Speaking of which, the less said about "Burn the Floor" the better, unless you're the sort who enjoys being trapped inside what could just as well be an Oscar-telecast dance routine at its most pumped-up and ludicrous.
The impulse, presumably, was to tap the same dance-arena market that has made an international smash of "Lord of the Dance" and "Riverdance," except that Irish dance is here replaced by a potpourri embracing ballroom dancing, disco, Busby Berkeley and Chippendales, among others. (The "Carmen" pastiche is beneath comment.)
Uniting 22 world champion dance couples from 16 countries, the company brings with it a built-in global allure that deserves better than director-choreographer Anthony Van Laast's joyless, sexless kitsch. (Van Laast's concurrent London credits include choreographing "Mamma Mia!" and "Whistle Down the Wind.")

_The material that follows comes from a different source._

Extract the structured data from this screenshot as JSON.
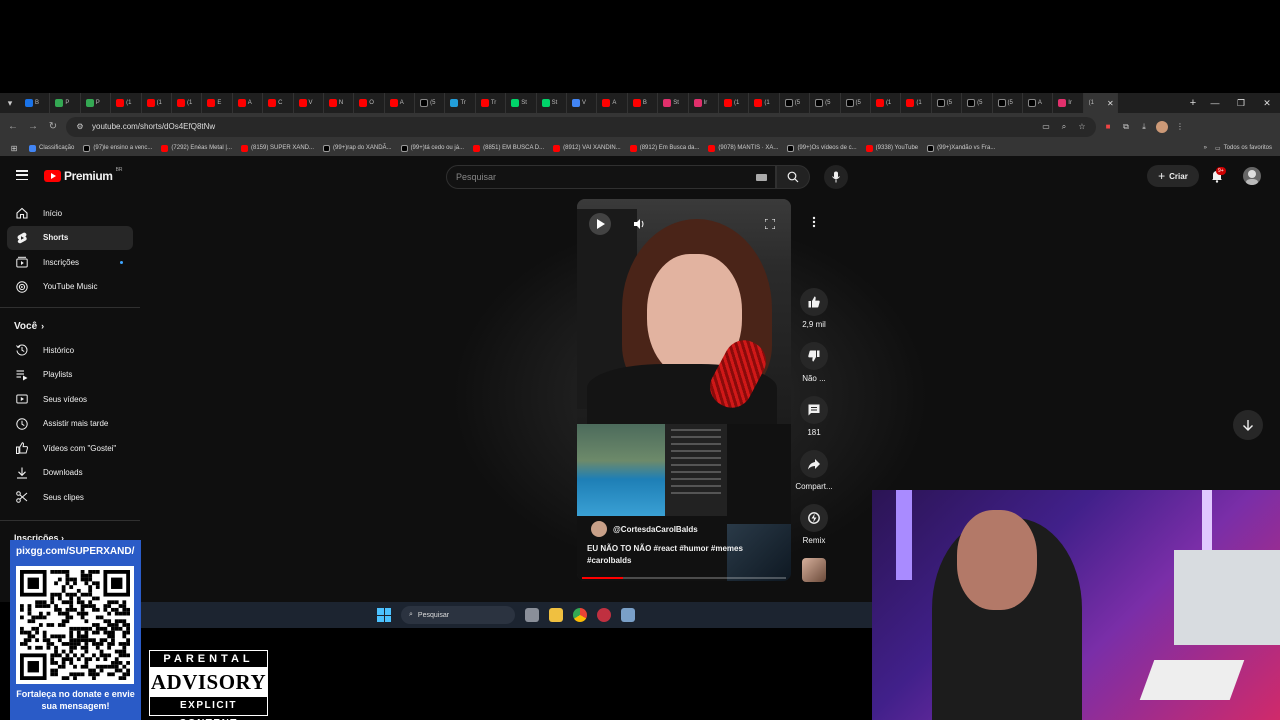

On the other hand, one can hardly blame Van Laast for an evening -- seen Nov. 2 during a brief London stopover at the Royal Albert Hall-- seemingly conceived by machine, with little to offer beyond a highly drilled and utterly synthetic efficiency and a clamorous appeal to the crowd. ("Scream the roof down," we're told more than once.)
"Burn the Floor" launches an eight-city American tour March 29 at the Universal Amphitheater in Los Angeles. By contrast, "King Lear" and "Remember This" don't look so bad.